Until the Plaza’s dedication the Publicity Sub-committee was headed by Margy McGonagill. Over the years its members included Sharon Kha from the Office of Communication, Judith Carrington in Federal Relations, Dottie Larson in the Advancement Office, and Jo Ann Troutman (until her untimely death in 2003). The committee’s work was key for building public awareness of the Plaza and cultivating potential donors. It developed the early handouts on the Plaza, wrote the wording for the first mission statement, and made the first Plaza brochure, the basic design for which is still used.
In 2001 the committee initiated the first Plaza video. They outlined what the video should cover and worked closely with director Nancy Montoya. Members of the committee also wrote articles on the Plaza for local publications. Although it definitely succeeded in drawing attention to the Plaza in both the university and the community, the committee was not able to launch a comprehensive marketing campaign. The Executive Committee could not yet allocate significant funds to a massive marketing campaign until the Plaza was built and the funds for its construction raised.

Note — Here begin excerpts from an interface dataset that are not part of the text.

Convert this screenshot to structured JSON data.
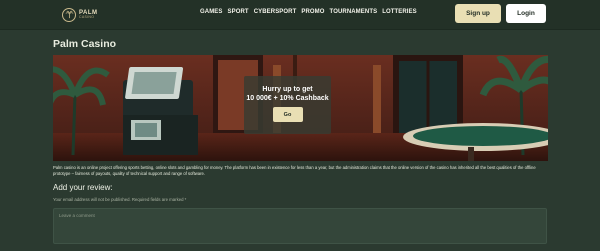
{
  "header": {
    "logo": {
      "name": "PALM",
      "sub": "CASINO"
    },
    "nav": [
      "GAMES",
      "SPORT",
      "CYBERSPORT",
      "PROMO",
      "TOURNAMENTS",
      "LOTTERIES"
    ],
    "signup_label": "Sign up",
    "login_label": "Login"
  },
  "page": {
    "title": "Palm Casino"
  },
  "banner": {
    "promo_line1": "Hurry up to get",
    "promo_line2": "10 000€ + 10% Cashback",
    "button_label": "Go"
  },
  "description": "Palm casino is an online project offering sports betting, online slots and gambling for money. The platform has been in existence for less than a year, but the administration claims that the online version of the casino has inherited all the best qualities of the offline prototype – fairness of payouts, quality of technical support and range of software.",
  "review": {
    "heading": "Add your review:",
    "note": "Your email address will not be published. Required fields are marked *",
    "placeholder": "Leave a comment"
  },
  "colors": {
    "background": "#2b3a30",
    "topbar": "#233127",
    "accent": "#e9dfb4",
    "white": "#ffffff"
  }
}
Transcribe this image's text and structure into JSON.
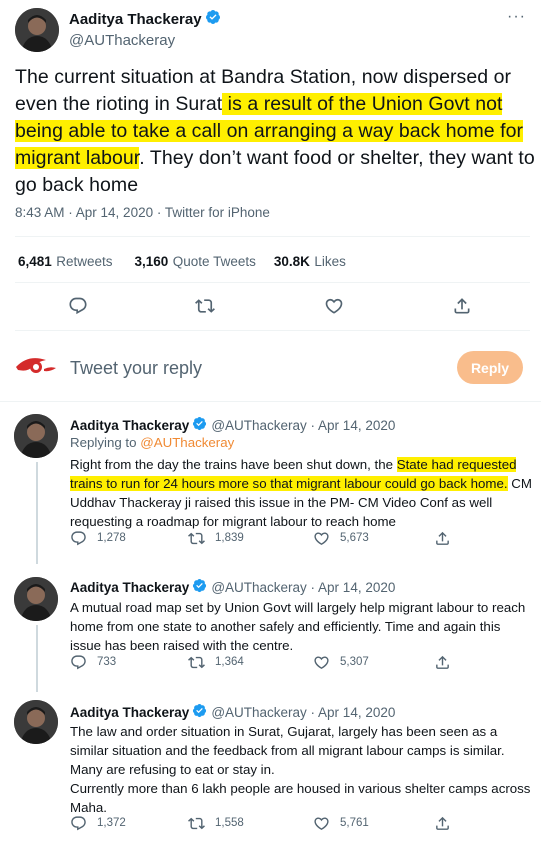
{
  "main_tweet": {
    "author_name": "Aaditya Thackeray",
    "author_handle": "@AUThackeray",
    "more_menu": "···",
    "text_before": "The current situation at Bandra Station, now dispersed or even the rioting in Surat",
    "text_highlight": " is a result of the Union Govt not being able to take a call on arranging a way back home for migrant labour",
    "text_after": ". They don’t want food or shelter, they want to go back home",
    "time": "8:43 AM · Apr 14, 2020 · Twitter for iPhone",
    "stats": {
      "retweets_num": "6,481",
      "retweets_lbl": "Retweets",
      "quotes_num": "3,160",
      "quotes_lbl": "Quote Tweets",
      "likes_num": "30.8K",
      "likes_lbl": "Likes"
    }
  },
  "composer": {
    "placeholder": "Tweet your reply",
    "button": "Reply"
  },
  "replies": [
    {
      "author_name": "Aaditya Thackeray",
      "author_handle": "@AUThackeray · Apr 14, 2020",
      "replying_prefix": "Replying to ",
      "replying_to": "@AUThackeray",
      "text_before": "Right from the day the trains have been shut down, the ",
      "text_highlight": "State had requested trains to run for 24 hours more so that migrant labour could go back home.",
      "text_after": " CM Uddhav Thackeray ji raised this issue in the PM- CM Video Conf as well requesting a roadmap for migrant labour to reach home",
      "replies": "1,278",
      "retweets": "1,839",
      "likes": "5,673"
    },
    {
      "author_name": "Aaditya Thackeray",
      "author_handle": "@AUThackeray · Apr 14, 2020",
      "text": "A mutual road map set by Union Govt will largely help migrant labour to reach home from one state to another safely and efficiently. Time and again this issue has been raised with the centre.",
      "replies": "733",
      "retweets": "1,364",
      "likes": "5,307"
    },
    {
      "author_name": "Aaditya Thackeray",
      "author_handle": "@AUThackeray · Apr 14, 2020",
      "text_line1": "The law and order situation in Surat, Gujarat, largely has been seen as a similar situation and the feedback from all migrant labour camps is similar. Many are refusing to eat or stay in.",
      "text_line2": "Currently more than 6 lakh people are housed in various shelter camps across Maha.",
      "replies": "1,372",
      "retweets": "1,558",
      "likes": "5,761"
    }
  ],
  "colors": {
    "verified": "#1d9bf0",
    "highlight": "#ffef00",
    "reply_button": "#f9bd8c",
    "link": "#f08a34",
    "muted": "#536471"
  },
  "icons": [
    "verified-badge-icon",
    "more-icon",
    "reply-icon",
    "retweet-icon",
    "like-icon",
    "share-icon",
    "logo-icon"
  ]
}
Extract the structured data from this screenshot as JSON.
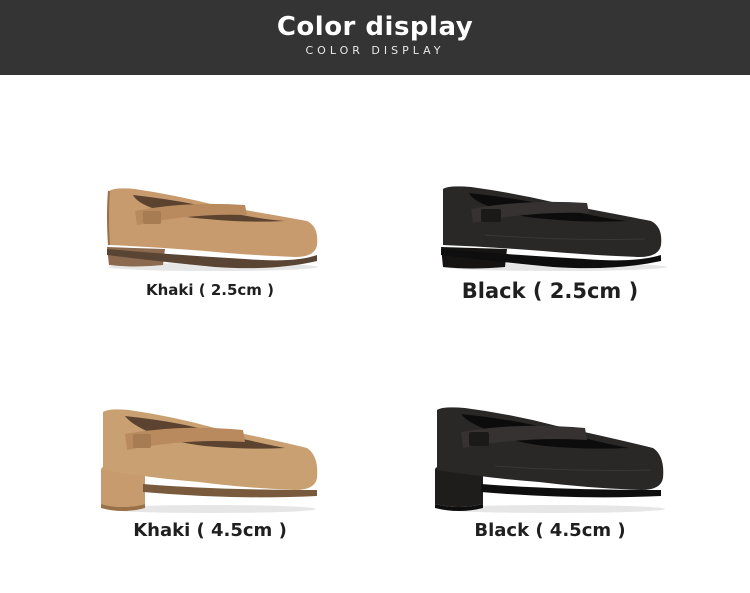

The committee’s most important and original contribution was organizing the annual Extraordinary Women lunches to bring together potential donors to listen to life stories of women. Between 2001 and 2005 the publicity committee held five luncheons, each presenting noted Arizona women: “Remembering Early Arizona” with Dorothy Finley, Polly Rosenbaum, Rose Mofford; “Culture in Early Tucson” with Cele Peterson and Ofelia Zepeda; “The Life of Isabella Greenway King” presented by her biographer, Kristie Miller; “Women Regents” with Edith Auslander, Judy Cignac And Esther Capin;” and “A Conversation with an Extraordinary Woman: Sandra Day O’Connor.” This last event was held in Phoenix, with Dede Areghini and Karen Pacheco serving as co-chairs. More than 100 women attended each luncheon.
Under the leadership of Margy McGonagill, the lunches were beautifully orchestrated so that every detail of the event—from the invitations, to the food and decor, to the talks—achieved the desired goal of respecting women’s contributions to society. The emcee introduced the goals of the Plaza, of Women’s Studies and of WOSAC and showed the Plaza video, presenting the Executive Committee’s hopes and dreams for the Plaza. The life histories tangibly demonstrated the importance of honoring the accomplishments of women. After hearing the moving stories of women’s lives, attendees had a better appreciation for the Plaza’s goal to create a lasting archive of women’s stories. Attendees began to imagine honoring someone themselves and encouraging others to do the same. Every attendee left with a memento of the Plaza such as a pin with the Plaza symbol, or a brick that concretized the Plaza’s goals.
As part of the effort to broaden the base of support for the Plaza, in 2001 the publicity committee worked with the Fundraising Sub-Committee and the Executive Committee to identify honorary members of the Plaza. These honorary members were distinguished people who would lend their names in support; they included Laura Banks, Ora DeConcini-Martin, Myra Dinnerstein, Katie Dusenberry, Martha Elias, Dorothy Finley, Marilyn Heins, Anna Jolivet, Patricia Likins, Rose Mofford, Cele Peterson, Julieta Portillo, Polly Rosenbaum, Helen Schaefer, Esther Don Tang, and Ofelia Zepeda. These women were listed on Plaza stationery and constituted a network for spreading news about the Plaza and for giving helpful feedback about its direction. The original hope was to have quarterly meetings of the honorary members and all people working on the Plaza, but that goal proved to be too ambitious. The project team then decided to keep in contact with supporters of the Plaza through a quarterly newsletter; however, other demands postponed the newsletter until the second phase.